TASK OBJECTIVE. All entries below are to be returned exactly, with pictures left out.

*** Opening AVAILABLE DATA ***

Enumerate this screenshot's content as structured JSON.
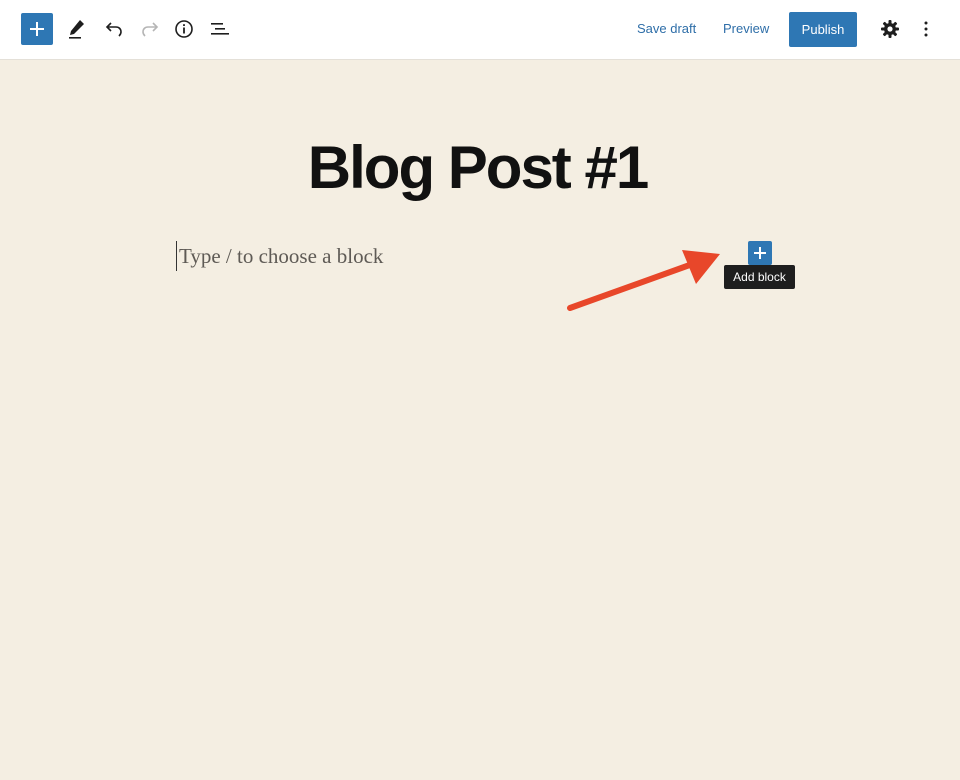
{
  "toolbar": {
    "save_draft_label": "Save draft",
    "preview_label": "Preview",
    "publish_label": "Publish",
    "icons": {
      "inserter": "plus-icon",
      "tools": "pencil-icon",
      "undo": "undo-icon",
      "redo": "redo-icon",
      "details": "info-icon",
      "outline": "list-view-icon",
      "settings": "gear-icon",
      "options": "more-vertical-icon"
    }
  },
  "editor": {
    "post_title": "Blog Post #1",
    "block_placeholder": "Type / to choose a block",
    "add_block_tooltip": "Add block"
  },
  "colors": {
    "accent": "#2e77b4",
    "canvas_background": "#f4eee2",
    "annotation_arrow": "#e8472a",
    "tooltip_background": "#1e1e1e"
  }
}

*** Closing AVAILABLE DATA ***

RESPONSE.
Enumerate this screenshot's content as structured JSON.
{
  "toolbar": {
    "save_draft_label": "Save draft",
    "preview_label": "Preview",
    "publish_label": "Publish",
    "icons": {
      "inserter": "plus-icon",
      "tools": "pencil-icon",
      "undo": "undo-icon",
      "redo": "redo-icon",
      "details": "info-icon",
      "outline": "list-view-icon",
      "settings": "gear-icon",
      "options": "more-vertical-icon"
    }
  },
  "editor": {
    "post_title": "Blog Post #1",
    "block_placeholder": "Type / to choose a block",
    "add_block_tooltip": "Add block"
  },
  "colors": {
    "accent": "#2e77b4",
    "canvas_background": "#f4eee2",
    "annotation_arrow": "#e8472a",
    "tooltip_background": "#1e1e1e"
  }
}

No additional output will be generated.